ANNAPOLIS, Md. — Maryland’s public colleges and universities would be required to develop stronger policies for reporting and documenting campus hate crimes and bias incidents under a measure introduced in the General Assembly on Friday in response to the stabbing of a Black Bowie State University student at the University of Maryland.
Democratic Delegate Angela Angel modeled her bill partly on some actions already taken at the College Park campus in the aftermath of U.S Army 2nd Lt. Richard Collins’ death in May 2017, with a goal of seeing those replicated statewide.
For example, the measure calls for a coordinator to take reports and make sure they are posted online for students, faculty and the public to see. The University of Maryland is in the process of hiring such a coordinator.
“I hope the steps the University of Maryland is taking to make the campus a safe place for all students is expanded to all other universities and colleges in the state, and hopefully other states are able to model this bill to protect their students, as well,” said Angel’s chief of staff, Yanet Amanuel, who was part of a coalition urging stronger measures against hate crimes when she was a student there.
The bill would require that the outcome of such investigations be made public. It also would mandate hate-crime awareness training for freshmen, and electronic alert systems that notify students about campus hate crimes.

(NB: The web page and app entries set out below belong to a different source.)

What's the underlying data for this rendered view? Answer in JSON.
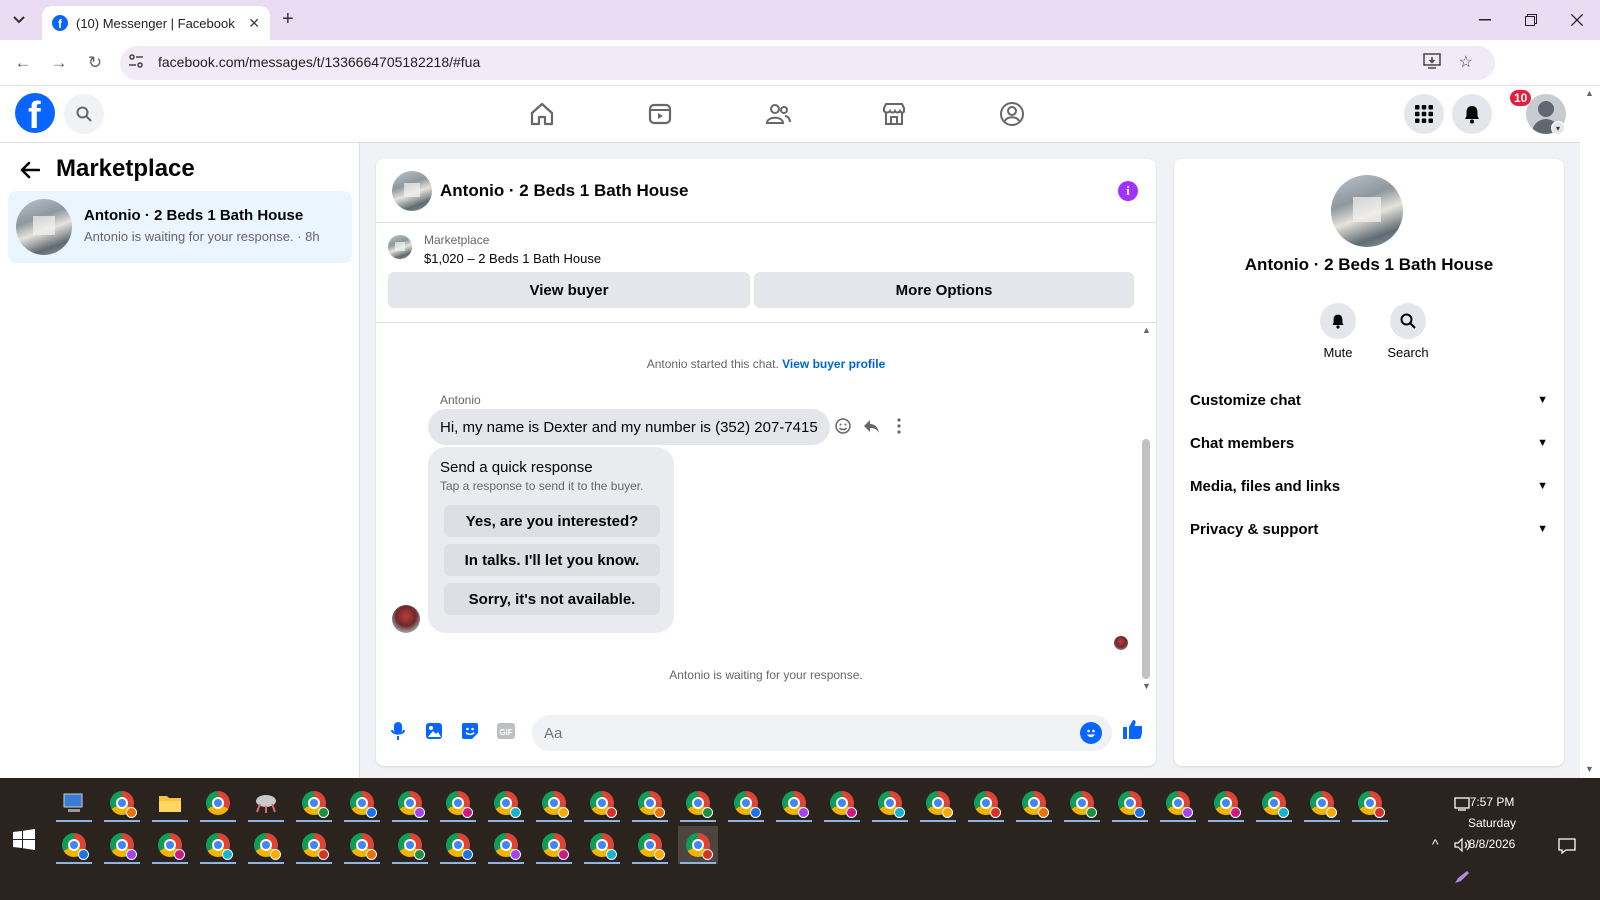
{
  "browser": {
    "tab_title": "(10) Messenger | Facebook",
    "url": "facebook.com/messages/t/1336664705182218/#fua",
    "new_tab_symbol": "+",
    "close_tab_symbol": "✕"
  },
  "fb_header": {
    "logo_letter": "f",
    "notification_count": "10",
    "nav_icons": [
      "home-icon",
      "video-icon",
      "friends-icon",
      "marketplace-icon",
      "gaming-icon"
    ]
  },
  "sidebar": {
    "title": "Marketplace",
    "conversations": [
      {
        "name": "Antonio · 2 Beds 1 Bath House",
        "preview": "Antonio is waiting for your response. · 8h"
      }
    ]
  },
  "chat": {
    "title": "Antonio · 2 Beds 1 Bath House",
    "listing": {
      "label": "Marketplace",
      "price_title": "$1,020 – 2 Beds 1 Bath House",
      "view_buyer": "View buyer",
      "more_options": "More Options"
    },
    "started_text": "Antonio started this chat.",
    "view_profile_link": "View buyer profile",
    "sender_name": "Antonio",
    "message": "Hi, my name is Dexter and my number is (352) 207-7415",
    "quick_response": {
      "title": "Send a quick response",
      "subtitle": "Tap a response to send it to the buyer.",
      "options": [
        "Yes, are you interested?",
        "In talks. I'll let you know.",
        "Sorry, it's not available."
      ]
    },
    "waiting_text": "Antonio is waiting for your response.",
    "composer_placeholder": "Aa"
  },
  "details_panel": {
    "name": "Antonio · 2 Beds 1 Bath House",
    "actions": [
      {
        "label": "Mute",
        "icon": "bell-icon"
      },
      {
        "label": "Search",
        "icon": "search-icon"
      }
    ],
    "sections": [
      "Customize chat",
      "Chat members",
      "Media, files and links",
      "Privacy & support"
    ]
  },
  "taskbar": {
    "time": "7:57 PM",
    "day": "Saturday",
    "date": "8/8/2026"
  },
  "colors": {
    "fb_blue": "#0866ff",
    "link_blue": "#0064d1",
    "badge_red": "#e41e3f",
    "info_purple": "#a033ff",
    "tabstrip": "#eadcf2",
    "taskbar": "#2b231d"
  }
}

The measure would require the Maryland Higher Education Commission to submit a report to the General Assembly on the universities’ compliance with diversity goals and reporting on hate-bias incidents.
“It seems to be happening in our society more and more — that there’s kind of this undercurrent that we’re not necessarily paying as close attention to — and then when something bubbles up and a tragedy happens, then we’re reactive,” Angel said.